● **Problem**:
Please return each line of the listing below exactly as written.

===== Data for this task =====

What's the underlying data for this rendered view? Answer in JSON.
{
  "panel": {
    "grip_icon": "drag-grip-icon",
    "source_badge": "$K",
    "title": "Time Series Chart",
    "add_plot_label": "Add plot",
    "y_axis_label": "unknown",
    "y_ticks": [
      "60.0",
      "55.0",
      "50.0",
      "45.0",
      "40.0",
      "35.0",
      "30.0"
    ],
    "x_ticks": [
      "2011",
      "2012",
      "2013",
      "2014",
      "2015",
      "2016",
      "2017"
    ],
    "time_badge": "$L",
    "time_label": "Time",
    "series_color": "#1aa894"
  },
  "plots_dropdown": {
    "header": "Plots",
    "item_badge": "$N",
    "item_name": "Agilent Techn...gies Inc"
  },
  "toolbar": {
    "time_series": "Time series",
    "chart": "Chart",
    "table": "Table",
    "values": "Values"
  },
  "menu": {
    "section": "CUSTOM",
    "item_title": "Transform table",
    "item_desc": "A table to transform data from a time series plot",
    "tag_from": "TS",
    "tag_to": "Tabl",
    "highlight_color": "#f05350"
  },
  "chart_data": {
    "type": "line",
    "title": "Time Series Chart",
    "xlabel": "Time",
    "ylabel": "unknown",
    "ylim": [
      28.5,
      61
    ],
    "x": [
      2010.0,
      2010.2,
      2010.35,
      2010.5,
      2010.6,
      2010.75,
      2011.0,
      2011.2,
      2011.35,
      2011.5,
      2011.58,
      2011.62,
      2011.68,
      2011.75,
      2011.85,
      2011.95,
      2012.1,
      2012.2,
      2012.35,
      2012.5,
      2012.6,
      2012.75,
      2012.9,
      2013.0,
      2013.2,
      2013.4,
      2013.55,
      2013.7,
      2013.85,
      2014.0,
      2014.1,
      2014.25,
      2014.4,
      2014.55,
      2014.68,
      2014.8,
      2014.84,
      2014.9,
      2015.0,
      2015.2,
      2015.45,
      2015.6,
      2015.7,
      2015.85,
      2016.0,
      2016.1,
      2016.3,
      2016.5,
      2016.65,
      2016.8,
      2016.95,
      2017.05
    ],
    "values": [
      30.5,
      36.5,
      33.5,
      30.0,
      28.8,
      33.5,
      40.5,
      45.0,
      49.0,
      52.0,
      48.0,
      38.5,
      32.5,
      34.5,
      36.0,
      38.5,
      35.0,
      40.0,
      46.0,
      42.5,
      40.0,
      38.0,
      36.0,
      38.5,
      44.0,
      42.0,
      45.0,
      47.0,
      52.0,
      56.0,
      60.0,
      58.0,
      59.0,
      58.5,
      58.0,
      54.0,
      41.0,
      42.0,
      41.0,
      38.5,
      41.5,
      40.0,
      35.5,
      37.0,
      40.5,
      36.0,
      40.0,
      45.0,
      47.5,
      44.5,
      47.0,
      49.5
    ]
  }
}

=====

● **Exercise result**:
What's the underlying data for this rendered view? Answer in JSON.
{
  "panel": {
    "grip_icon": "drag-grip-icon",
    "source_badge": "$K",
    "title": "Time Series Chart",
    "add_plot_label": "Add plot",
    "y_axis_label": "unknown",
    "y_ticks": [
      "60.0",
      "55.0",
      "50.0",
      "45.0",
      "40.0",
      "35.0",
      "30.0"
    ],
    "x_ticks": [
      "2011",
      "2012",
      "2013",
      "2014",
      "2015",
      "2016",
      "2017"
    ],
    "time_badge": "$L",
    "time_label": "Time",
    "series_color": "#1aa894"
  },
  "plots_dropdown": {
    "header": "Plots",
    "item_badge": "$N",
    "item_name": "Agilent Techn...gies Inc"
  },
  "toolbar": {
    "time_series": "Time series",
    "chart": "Chart",
    "table": "Table",
    "values": "Values"
  },
  "menu": {
    "section": "CUSTOM",
    "item_title": "Transform table",
    "item_desc": "A table to transform data from a time series plot",
    "tag_from": "TS",
    "tag_to": "Tabl",
    "highlight_color": "#f05350"
  },
  "chart_data": {
    "type": "line",
    "title": "Time Series Chart",
    "xlabel": "Time",
    "ylabel": "unknown",
    "ylim": [
      28.5,
      61
    ],
    "x": [
      2010.0,
      2010.2,
      2010.35,
      2010.5,
      2010.6,
      2010.75,
      2011.0,
      2011.2,
      2011.35,
      2011.5,
      2011.58,
      2011.62,
      2011.68,
      2011.75,
      2011.85,
      2011.95,
      2012.1,
      2012.2,
      2012.35,
      2012.5,
      2012.6,
      2012.75,
      2012.9,
      2013.0,
      2013.2,
      2013.4,
      2013.55,
      2013.7,
      2013.85,
      2014.0,
      2014.1,
      2014.25,
      2014.4,
      2014.55,
      2014.68,
      2014.8,
      2014.84,
      2014.9,
      2015.0,
      2015.2,
      2015.45,
      2015.6,
      2015.7,
      2015.85,
      2016.0,
      2016.1,
      2016.3,
      2016.5,
      2016.65,
      2016.8,
      2016.95,
      2017.05
    ],
    "values": [
      30.5,
      36.5,
      33.5,
      30.0,
      28.8,
      33.5,
      40.5,
      45.0,
      49.0,
      52.0,
      48.0,
      38.5,
      32.5,
      34.5,
      36.0,
      38.5,
      35.0,
      40.0,
      46.0,
      42.5,
      40.0,
      38.0,
      36.0,
      38.5,
      44.0,
      42.0,
      45.0,
      47.0,
      52.0,
      56.0,
      60.0,
      58.0,
      59.0,
      58.5,
      58.0,
      54.0,
      41.0,
      42.0,
      41.0,
      38.5,
      41.5,
      40.0,
      35.5,
      37.0,
      40.5,
      36.0,
      40.0,
      45.0,
      47.5,
      44.5,
      47.0,
      49.5
    ]
  }
}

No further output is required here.